Even as Jake Arrieta defends his Cy Young Award, makes a case to start the All-Star Game and keeps the meter running toward a potential $200 million megadeal, he can talk about not quite having the precise feel he wants, that in his mind he can be 9-0 with a 1.72 ERA and still searching. 

The Cubs are surrounded by those enormous expectations, and so much of that involves Arrieta’s evolution into the bearded face of the franchise and one of the best pitchers on the planet. Which makes it a breaking-news alert when the Cubs actually lose when Arrieta pitches.

Until Tuesday night’s 5-0 loss to the Los Angeles Dodgers at Wrigley Field, that hadn’t happened in a regular-season game since July 25, 2015, when it only took Cole Hamels throwing a no-hitter for the Philadelphia Phillies.

This time, Scott Kazmir and two Los Angeles relievers combined for a one-hitter. The Dodgers didn’t so much beat Arrieta as they outlasted him, taking advantage of the softer spots in the Cubs bullpen.

“Well, I don’t know if I got outdueled,” said Arrieta, who threw seven scoreless innings to lower his ERA to 1.56. “But Kazmir was good.”

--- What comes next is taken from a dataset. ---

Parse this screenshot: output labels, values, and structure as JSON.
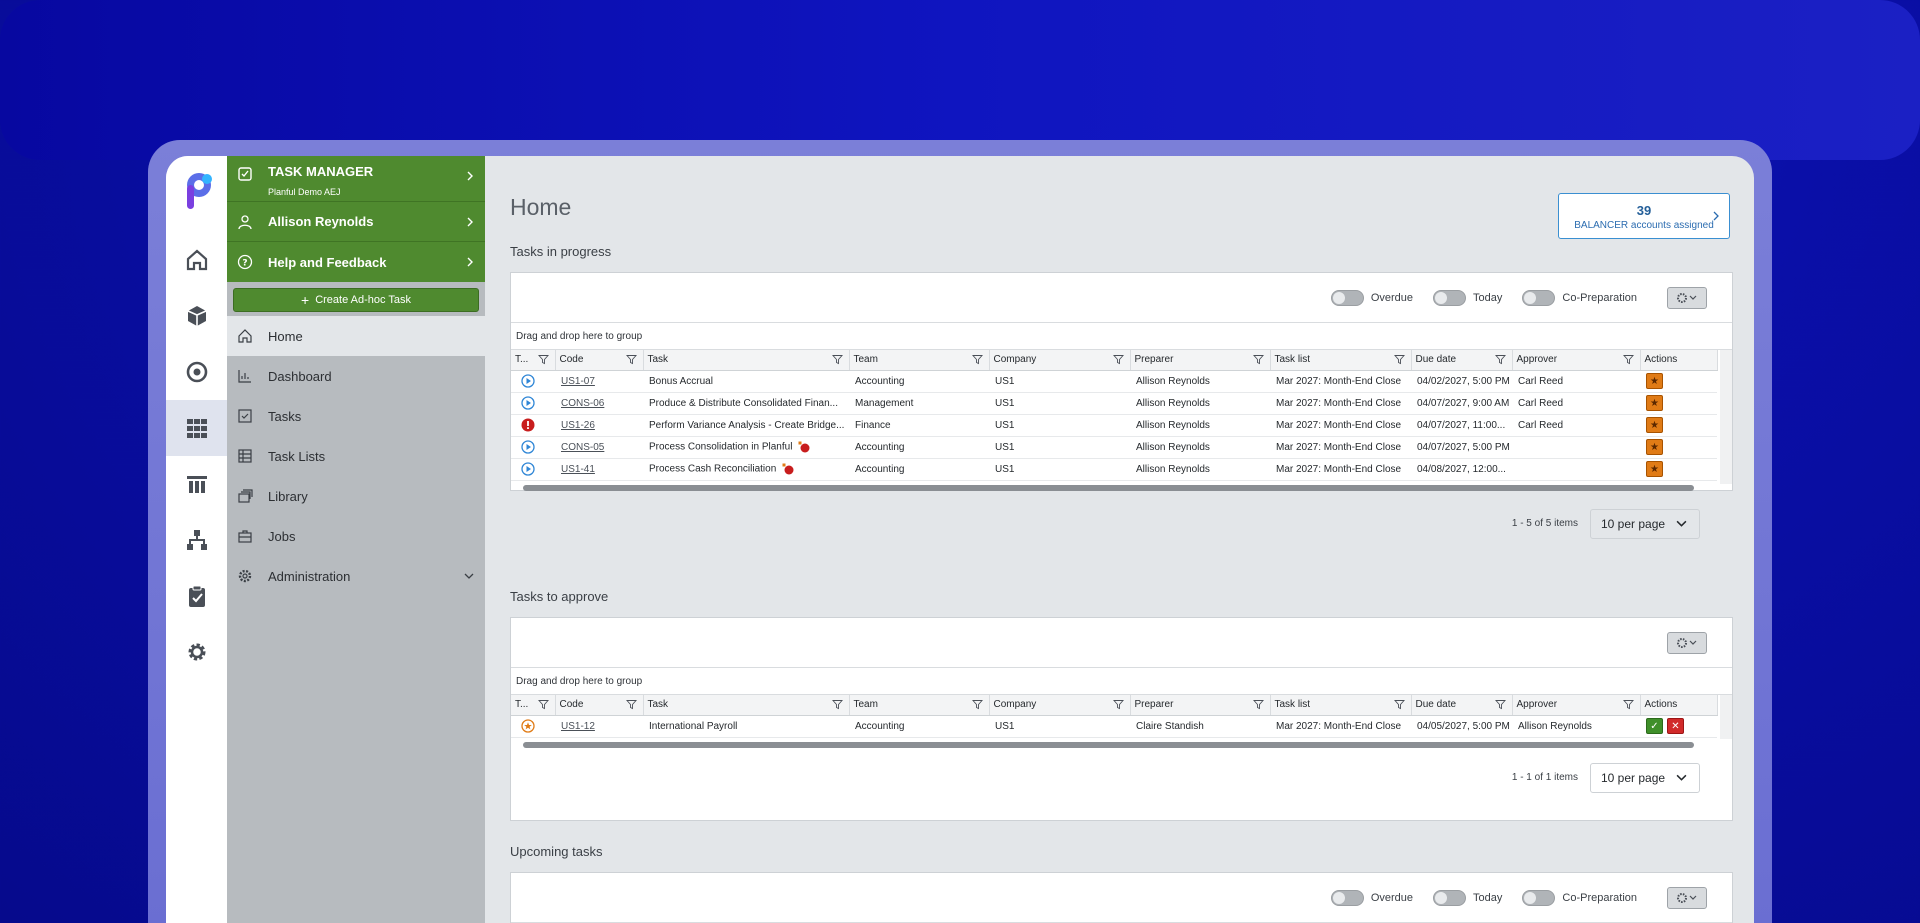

The Cubs had won Arrieta’s last 23 starts, tying the major-league record since 1913, first set by Kris Medlen with the Atlanta Braves between 2010 and 2012. Arrieta is now 20-0 with a 1.01 ERA across his last 24 starts, an unconscious stretch that helped transform the Cubs from a young group learning how to win last summer into a legitimate playoff contender last October and the team with the best record in baseball this year (35-15).

Arrieta ran his pitch count up to 107, ending the possibility to go back out for another inning with three straight two-out walks in the seventh. Arrieta then fired three pitches clocked at 94, 95 and 94 mph, striking out pinch-hitter Justin Turner looking, escaping the bases-loaded jam and causing an eruption from the crowd of 34,681.

“I didn’t want to make a mistake in the middle of the plate,” Arrieta said. “I made some good pitches. Borderline. Didn’t go my way. I pitched around some walks, got into a situation where I had to make a big pitch, and I was able to do so.”

After four Cubs relievers combined to throw seven perfect innings against the Dodgers on Memorial Day, manager Joe Maddon turned the game over to Clayton Richard. The lefty gave up three consecutive singles to the left-handed top of the Los Angeles lineup — Chase Utley, Corey Seager and Adrian Gonzalez — to begin the eighth inning.

Richard walked off the mound without getting an out and the Cubs trailing 1-0. After getting charged with a second run, Richard has now given up eight earned in nine innings this season, and Theo Epstein’s front office will probably have to make upgrading the bullpen a priority at the trade deadline.

“That was the perfect slot for (Richard),” Maddon said, “to attempt to not beat up the rest of your bullpen. It was a tie ballgame. It couldn’t have been lined up any better for him.

“I have a lot of faith in him. We just need to get him more work. But that’s the kind of a moment he’s here for, and it just didn’t happen.”

Arrieta truly burst onto the national scene with that no-hitter at Dodger Stadium on Aug. 30 last year. This time, after a 24-minute rain delay, Gonzalez ended the no-hitter suspense with a two-out single in the first inning. Against Arrieta, the Dodgers (28-25) only managed another Seager single in the third inning.

“Of course, we’ve gotten used to winning when he pitches, but it’s not going to last forever,” Maddon said. “That’s the nature of the game. And he pitched well enough for us to win tonight. But their pitcher was really good, too.”

Kazmir — the All-Star lefty who pitched for Maddon’s 2008 Tampa Bay Rays team that went to the World Series and wound up in independent ball four years later — only allowed a Dexter Fowler single across six innings and finished with seven strikeouts against one walk.

Seager — the 22-year-old shortstop who could become a star at Dodger Stadium — put the game out of reach in the ninth inning when he blasted a three-run homer off Trevor Cahill onto the right-field party deck.

It takes extraordinary circumstances. But Arrieta is, in fact, beatable.

“You play this game long enough, you’re going to lose a game here and there,” Arrieta said. “That’s just kind of part of it. But it was a good streak, and we’ll get started on something else.”